The U.S. Army National Guard is continuing down a path blazed by other institutions to create counter-improvised explosive device training lanes around the country. Citizen soldiers will use the locations to improve their tactics against the oft-fatal threats, and partners also can take advantage of the ranges to upgrade their skills.

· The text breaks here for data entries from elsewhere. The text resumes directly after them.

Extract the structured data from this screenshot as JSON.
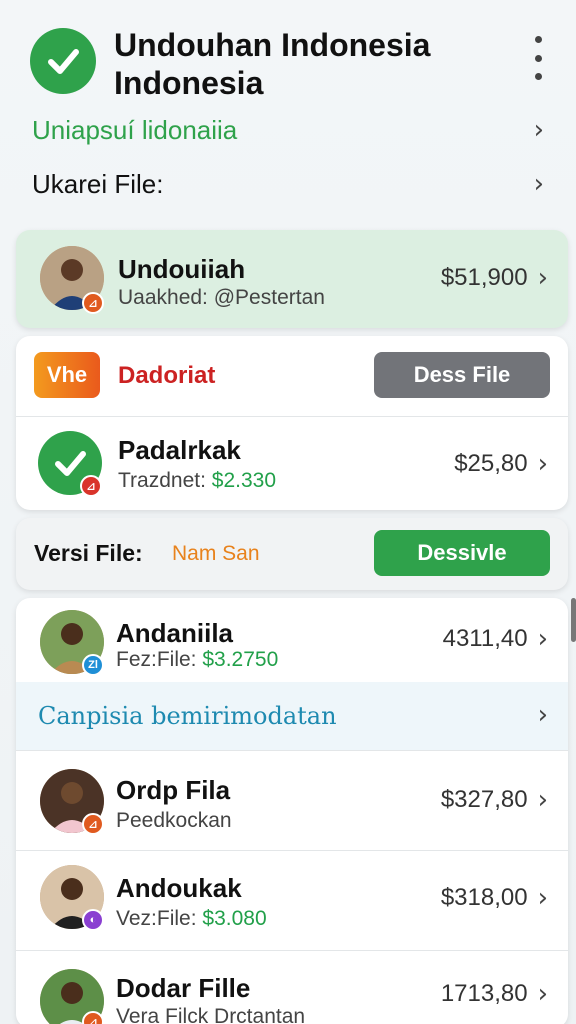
{
  "header": {
    "title": "Undouhan Indonesia Indonesia",
    "link_primary": "Uniapsuí lidonaiia",
    "link_secondary": "Ukarei File:"
  },
  "featured": {
    "name": "Undouiiah",
    "subtitle": "Uaakhed: @Pestertan",
    "amount": "$51,900"
  },
  "promo": {
    "logo_text": "Vhe",
    "label": "Dadoriat",
    "button": "Dess File"
  },
  "item_padalrkak": {
    "name": "Padalrkak",
    "sub_label": "Trazdnet:",
    "sub_value": "$2.330",
    "amount": "$25,80"
  },
  "version_bar": {
    "label": "Versi File:",
    "value": "Nam San",
    "button": "Dessivle"
  },
  "list": {
    "item1": {
      "name": "Andaniila",
      "sub_label": "Fez:File:",
      "sub_value": "$3.2750",
      "amount": "4311,40",
      "badge": "Zl"
    },
    "section_link": "Canpisia bemirimodatan",
    "item2": {
      "name": "Ordp Fila",
      "subtitle": "Peedkockan",
      "amount": "$327,80"
    },
    "item3": {
      "name": "Andoukak",
      "sub_label": "Vez:File:",
      "sub_value": "$3.080",
      "amount": "$318,00"
    },
    "item4": {
      "name": "Dodar Fille",
      "subtitle": "Vera Filck Drctantan",
      "amount": "1713,80"
    }
  },
  "colors": {
    "brand_green": "#2fa24b",
    "featured_bg": "#dcefe1",
    "accent_red": "#cc2222",
    "link_teal": "#1e8ab0",
    "button_gray": "#727479"
  },
  "icons": {
    "app": "check-circle-icon",
    "menu": "kebab-menu-icon",
    "chevron": "chevron-right-icon"
  }
}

The goal is to increase the number of rehearsals warfighters participate in while requiring less time away from home and less money outlay for travel.
The Marine Corps, through the Infantry Immersion Trainer virtual reality program, is giving Marines, soldiers and sailors one of the most successful, realistic battlefield training opportunities they can possibly experience--short of actually being in Afghanistan.
EDO Communication and Countermeasures Systems Incorporated, Thousand Oaks, California, is being awarded a $29 million contract modification to exercise options for all material and services to support the system development and demonstration phase through engineering design model for the three capabilities-dismounted, mounted and fixed site-of the Joint Counter Radio-Controlled Improvised Explosive Device Electronic Warfare 3.3 system of systems. The Naval Sea Systems Command, Washington, D.C., is the contracting activity.
Sierra Nevada Corporation, Sparks, Nevada, is being awarded a $91 million modification to a contract for the procurement and support of the transmitting set, countermeasures AN/PLT-5 to support Joint Services Explosive Ordnance Disposal (JSEOD) personnel. JSEOD forces have a requirement for man-portable equipment and support for the JSEOD counter radio controlled improvised explosive device electronic warfare (CREW) program. The JSEOD CREW program provides all military explosive ordnance disposal services with an electronic warfare capability to counter
ITT Advanced Engineering & Sciences, Annapolis Junction, Maryland, is being awarded a $455 million contract for the production of up to 5000 Joint Counter Radio-Controlled Improvised Explosive Device Electronic Warfare (JCREW) 3.2 mounted systems to meet urgent requirements of the Department of Defense in support of Operation Iraqi Freedom and Operation Enduring Freedom. Mounted JCREW systems are electronic jammers designed to prevent the initiation of radio-controlled improvised explosive devices and are critical to protecting U.S.